Griffin played just 18 games this season because of knee problems. The Pistons were 20-46 and well out of playoff contention when the coronavirus interrupted the season in March.
By then, Detroit had traded Drummond and bought out Jackson, two clear steps toward a rebuild for a franchise that has been stuck in neutral for about a decade.
The season was a step backward for the Pistons, who made the playoffs in 2019 thanks to a marvellous performance by Griffin. He averaged a career-high 24.5 points per game in 2018-19, then followed that with a career-worst 15.5 this season in limited action.
“Obviously, this past season was I guess disappointing – not really being healthy, and for the most part, a lot of our guys not being healthy,” Griffin said. “Didn’t really have a great look at our team, I don’t think.”
The Pistons acquired Griffin during the 2017-18 season, and Stan Van Gundy’s tenure as coach and team president ended when Detroit didn’t make the playoffs. With Griffin, Drummond and Jackson all under significant contracts, Detroit didn’t have much flexibility.
Although they made the playoffs in 2019, the Pistons were swept by Milwaukee and seemed stuck in mediocrity – a situation that became worse when Griffin wasn’t healthy this season.
The Pistons haven’t won a playoff game since 2008, and they haven’t picked higher than seventh in the draft since 2003 – when they infamously took Darko Milicic at number two.
It remains to be seen whether Detroit’s lottery luck will change any time soon, but when they moved on from Drummond and Jackson, the Pistons chose a new direction.
“I think it’s something the fans can get behind – to watch guys grow and develop and move forward,” said Dwane Casey, who just finished his second season as Detroit’s coach.
Griffin wasn’t the only Detroit player with knee problems. Luke Kennard averaged a career-high 15.8 points but played in only 28 games. Kennard said Thursday he’s now 100 per cent healthy.

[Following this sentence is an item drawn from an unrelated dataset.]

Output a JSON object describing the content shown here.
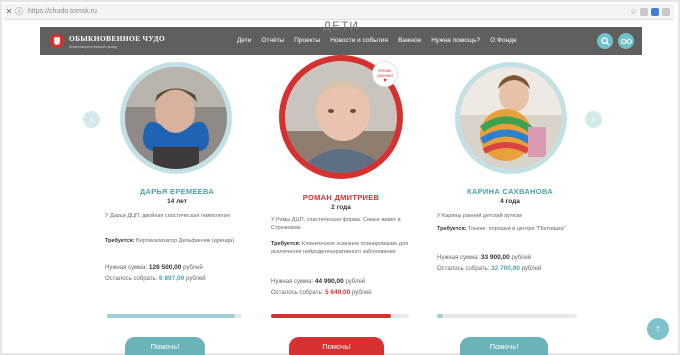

Griffin said he’s been able to do basketball workouts.
With the Pistons moving into more of a rebuilding mode, the question is whether they can become contenders again on the 31-year-old Griffin’s timetable.